**EXERCISE:**
Each entry that follows is to be retyped exactly. Pictures do not belong in the copy.
Segment Start: DATA RECORDS
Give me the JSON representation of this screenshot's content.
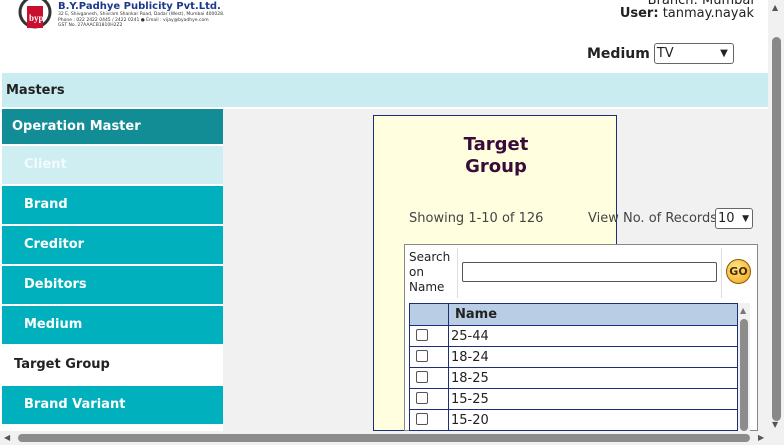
{
  "header": {
    "company_name": "B.Y.Padhye Publicity Pvt.Ltd.",
    "address_lines": [
      "32 E, Shivganesh, Shivram Shankar Road, Dadar (West), Mumbai 400028.",
      "Phone : 022 2422 0445 / 2422 0241  ●  Email : vijay@byadhye.com",
      "GST No. 27AAACB1810H2Z2"
    ],
    "branch": "Branch: Mumbai",
    "user_label": "User:",
    "user_name": "tanmay.nayak",
    "medium_label": "Medium",
    "medium_value": "TV"
  },
  "masters_bar": "Masters",
  "sidebar": {
    "header": "Operation Master",
    "items": [
      {
        "label": "Client"
      },
      {
        "label": "Brand"
      },
      {
        "label": "Creditor"
      },
      {
        "label": "Debitors"
      },
      {
        "label": "Medium"
      },
      {
        "label": "Target Group"
      },
      {
        "label": "Brand Variant"
      }
    ]
  },
  "panel": {
    "title_line1": "Target",
    "title_line2": "Group",
    "showing": "Showing 1-10 of 126",
    "view_records_label": "View No. of Records:",
    "records_value": "10",
    "search_label_line1": "Search",
    "search_label_line2": "on",
    "search_label_line3": "Name",
    "search_value": "",
    "go_label": "GO",
    "table": {
      "header": "Name",
      "rows": [
        "25-44",
        "18-24",
        "18-25",
        "15-25",
        "15-20"
      ]
    }
  },
  "icons": {
    "logo": "company-logo",
    "go": "go-button-icon",
    "select_chevron": "chevron-down-icon"
  },
  "colors": {
    "masters_bar": "#c9ecf0",
    "sidebar_header": "#128c95",
    "sidebar_item": "#00b0bc",
    "panel_bg": "#ffffe0",
    "table_header": "#b9cde4"
  }
}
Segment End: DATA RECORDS
**RESPONSE AREA:**
Give me the JSON representation of this screenshot's content.
{
  "header": {
    "company_name": "B.Y.Padhye Publicity Pvt.Ltd.",
    "address_lines": [
      "32 E, Shivganesh, Shivram Shankar Road, Dadar (West), Mumbai 400028.",
      "Phone : 022 2422 0445 / 2422 0241  ●  Email : vijay@byadhye.com",
      "GST No. 27AAACB1810H2Z2"
    ],
    "branch": "Branch: Mumbai",
    "user_label": "User:",
    "user_name": "tanmay.nayak",
    "medium_label": "Medium",
    "medium_value": "TV"
  },
  "masters_bar": "Masters",
  "sidebar": {
    "header": "Operation Master",
    "items": [
      {
        "label": "Client"
      },
      {
        "label": "Brand"
      },
      {
        "label": "Creditor"
      },
      {
        "label": "Debitors"
      },
      {
        "label": "Medium"
      },
      {
        "label": "Target Group"
      },
      {
        "label": "Brand Variant"
      }
    ]
  },
  "panel": {
    "title_line1": "Target",
    "title_line2": "Group",
    "showing": "Showing 1-10 of 126",
    "view_records_label": "View No. of Records:",
    "records_value": "10",
    "search_label_line1": "Search",
    "search_label_line2": "on",
    "search_label_line3": "Name",
    "search_value": "",
    "go_label": "GO",
    "table": {
      "header": "Name",
      "rows": [
        "25-44",
        "18-24",
        "18-25",
        "15-25",
        "15-20"
      ]
    }
  },
  "icons": {
    "logo": "company-logo",
    "go": "go-button-icon",
    "select_chevron": "chevron-down-icon"
  },
  "colors": {
    "masters_bar": "#c9ecf0",
    "sidebar_header": "#128c95",
    "sidebar_item": "#00b0bc",
    "panel_bg": "#ffffe0",
    "table_header": "#b9cde4"
  }
}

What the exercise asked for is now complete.